Ultimately I’ve had to accept defeat. Now my knowledge of the language – until perhaps I get another chance to have a go in retirement (assuming I get to retire some day) – really comes down to a few half-remembered tags.

One of these is ‘Timeo Danaos et dona ferentes’, which seems to be saying ‘I’m timid when confronted by Danes and iron women’ but I’m reliably assured actually means ‘I fear the Greeks when they come bearing gifts.’

Well, last week was when the rest of Europe tried to make a gift to the Greeks. Or was it perhaps the other way round?

First the Eurozone offered Greece a pile of money, but only on condition it spent a lot less. Sounds like one of those ‘good news, bad news’ things, doesn’t it? ‘Have all this lovely money, just don’t use it.’ Then the soon to be ex-Prime Minister said he’d have a referendum and ask his compatriots whether they’d like a tad more austerity, reduced pensions and a lot fewer jobs, because people usually say ‘yes’ when asked that.

My first reaction to the idea of holding a referendum was one of horror. For God’s sake, I wanted to scream, there isn’t any other offer on the table. What if the electorate says ‘no’? You think Merkel and Sarkozy are going to say ‘well, in that case, we’ll dip a bit further in our pockets and come up with some more?’

So the moment I heard he’d withdrawn the referendum promise – or threat – I was relieved. But then I began to wonder. I mean, what if the Greeks had said ‘no’? Maybe it’s time someone did.

In a sense, that’s what the ‘Occupy’ protests are all about. They’re not demanding anything in particular – more money spent on schools, less on the military, or whatever. They’re saying ‘the way we’re going isn’t right. Let’s check the direction of travel before we go any further.’

And they’re right. What’s being imposed on the Greeks is just more of the same, which of course means a lot less. Less public health. Less education. Less employment. While the elite who got Greece into this mess in the first place will contrive to look sorry while hanging on to their loot. In Britain, bonuses in the Finance sector fell from £14 billion in 2008 to £12 billion in 2009 – only to go back to £14 billion in 2010. The pay of Chief Executives of our biggest companies rose by 49% last year. Some people are doing just fine in this crisis, mostly the ones who got us into the mess and then demanded we pay for it.

Those people in the tents around St Paul’s are saying that there must be a better way.

I’d have feared it if the Greeks had brought us a gift consisting of a ‘no’ in a referendum. But perhaps it would have been no bad thing to face that fear and deal with it.

Virgil's Aeneid warned us about the Greeks. I think.

Postscript. It’s not all bad news at the moment, is it? It looks like Berlusconi’s on his way out. Of course, I won’t believe he’s gone till he’s actually been replaced – he has a way, like the monster in a horror film, of re-emerging again and again when you think the hero’s finally got him. But I guess we can at least start to hope that this is, finally, the beginning of the end.

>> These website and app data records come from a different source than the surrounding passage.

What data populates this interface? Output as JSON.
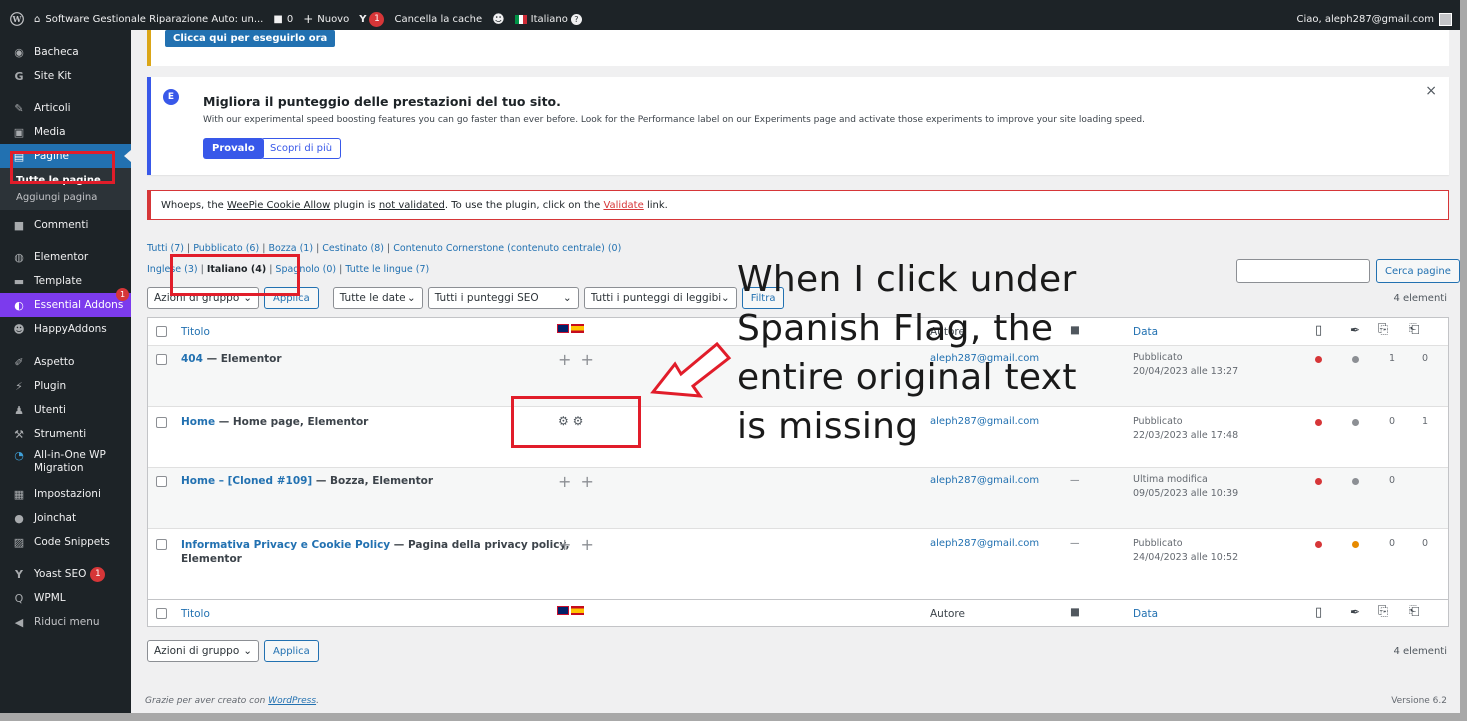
{
  "adminbar": {
    "site_title": "Software Gestionale Riparazione Auto: un...",
    "comments_count": "0",
    "new_label": "Nuovo",
    "yoast_badge": "1",
    "cache_label": "Cancella la cache",
    "language_label": "Italiano",
    "greeting": "Ciao, aleph287@gmail.com"
  },
  "sidebar": {
    "items": [
      {
        "icon": "dashboard-icon",
        "label": "Bacheca"
      },
      {
        "icon": "sitekit-icon",
        "label": "Site Kit"
      },
      {
        "icon": "pin-icon",
        "label": "Articoli"
      },
      {
        "icon": "media-icon",
        "label": "Media"
      },
      {
        "icon": "page-icon",
        "label": "Pagine"
      },
      {
        "icon": "comment-icon",
        "label": "Commenti"
      },
      {
        "icon": "elementor-icon",
        "label": "Elementor"
      },
      {
        "icon": "folder-icon",
        "label": "Template"
      },
      {
        "icon": "ea-icon",
        "label": "Essential Addons",
        "badge": "1"
      },
      {
        "icon": "happy-icon",
        "label": "HappyAddons"
      },
      {
        "icon": "brush-icon",
        "label": "Aspetto"
      },
      {
        "icon": "plugin-icon",
        "label": "Plugin"
      },
      {
        "icon": "users-icon",
        "label": "Utenti"
      },
      {
        "icon": "wrench-icon",
        "label": "Strumenti"
      },
      {
        "icon": "migration-icon",
        "label": "All-in-One WP Migration"
      },
      {
        "icon": "settings-icon",
        "label": "Impostazioni"
      },
      {
        "icon": "chat-icon",
        "label": "Joinchat"
      },
      {
        "icon": "code-icon",
        "label": "Code Snippets"
      },
      {
        "icon": "yoast-icon",
        "label": "Yoast SEO",
        "badge": "1"
      },
      {
        "icon": "wpml-icon",
        "label": "WPML"
      },
      {
        "icon": "collapse-icon",
        "label": "Riduci menu"
      }
    ],
    "submenu": [
      "Tutte le pagine",
      "Aggiungi pagina"
    ]
  },
  "notices": {
    "run_button": "Clicca qui per eseguirlo ora",
    "elementor_title": "Migliora il punteggio delle prestazioni del tuo sito.",
    "elementor_text": "With our experimental speed boosting features you can go faster than ever before. Look for the Performance label on our Experiments page and activate those experiments to improve your site loading speed.",
    "try_button": "Provalo",
    "learn_button": "Scopri di più",
    "wp_text_1": "Whoeps, the ",
    "wp_link_1": "WeePie Cookie Allow",
    "wp_text_2": " plugin is ",
    "wp_link_2": "not validated",
    "wp_text_3": ". To use the plugin, click on the ",
    "wp_link_3": "Validate",
    "wp_text_4": " link."
  },
  "filters": {
    "status_line": [
      "Tutti (7)",
      "Pubblicato (6)",
      "Bozza (1)",
      "Cestinato (8)",
      "Contenuto Cornerstone (contenuto centrale) (0)"
    ],
    "lang_line": [
      "Inglese (3)",
      "Italiano (4)",
      "Spagnolo (0)",
      "Tutte le lingue (7)"
    ],
    "bulk_action": "Azioni di gruppo",
    "apply": "Applica",
    "dates": "Tutte le date",
    "seo": "Tutti i punteggi SEO",
    "readability": "Tutti i punteggi di leggibilit",
    "filter_button": "Filtra",
    "search_button": "Cerca pagine",
    "search_value": "",
    "count": "4 elementi"
  },
  "table": {
    "headers": {
      "title": "Titolo",
      "author": "Autore",
      "date": "Data"
    },
    "rows": [
      {
        "title": "404",
        "suffix": " — Elementor",
        "translations": "++",
        "author": "aleph287@gmail.com",
        "comments": "—",
        "status": "Pubblicato",
        "date": "20/04/2023 alle 13:27",
        "seo_color": "#d63638",
        "read_color": "#8c8f94",
        "links_in": "1",
        "links_out": "0"
      },
      {
        "title": "Home",
        "suffix": " — Home page, Elementor",
        "translations": "gears",
        "author": "aleph287@gmail.com",
        "comments": "—",
        "status": "Pubblicato",
        "date": "22/03/2023 alle 17:48",
        "seo_color": "#d63638",
        "read_color": "#8c8f94",
        "links_in": "0",
        "links_out": "1"
      },
      {
        "title": "Home – [Cloned #109]",
        "suffix": " — Bozza, Elementor",
        "translations": "++",
        "author": "aleph287@gmail.com",
        "comments": "—",
        "status": "Ultima modifica",
        "date": "09/05/2023 alle 10:39",
        "seo_color": "#d63638",
        "read_color": "#8c8f94",
        "links_in": "0",
        "links_out": ""
      },
      {
        "title": "Informativa Privacy e Cookie Policy",
        "suffix": " — Pagina della privacy policy,",
        "suffix2": "Elementor",
        "translations": "++",
        "author": "aleph287@gmail.com",
        "comments": "—",
        "status": "Pubblicato",
        "date": "24/04/2023 alle 10:52",
        "seo_color": "#d63638",
        "read_color": "#e68a00",
        "links_in": "0",
        "links_out": "0"
      }
    ]
  },
  "bottom": {
    "bulk_action": "Azioni di gruppo",
    "apply": "Applica",
    "count": "4 elementi"
  },
  "footer": {
    "thanks_prefix": "Grazie per aver creato con ",
    "thanks_link": "WordPress",
    "thanks_suffix": ".",
    "version": "Versione 6.2"
  },
  "annotation": {
    "lines": [
      "When I click under",
      "Spanish Flag, the",
      "entire original text",
      "is missing"
    ]
  },
  "colors": {
    "accent": "#2271b1",
    "annotation_red": "#e11d2a",
    "sidebar_bg": "#1d2327"
  }
}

Mark Reynolds said...

It's perhaps a sign of the onset of Stockholm syndrome, and a quibble not really germane to the bulk of your post, but I feel compelled to point out that for the most part, where bayonets were involved in the spread of English, they were held by British soldiers rather than American ones. After all, Americans barely speak English as it is.

David Beeson said...

An excellent couple of points - and of course you're specifically right that it was the British who brought the gift of the bayonet to the nations to which their civilising mission took them. With their tanks and their cruise missiles, I imagine that US armed forces would regard the bayonet as little more than an amusing reminder of bygone days.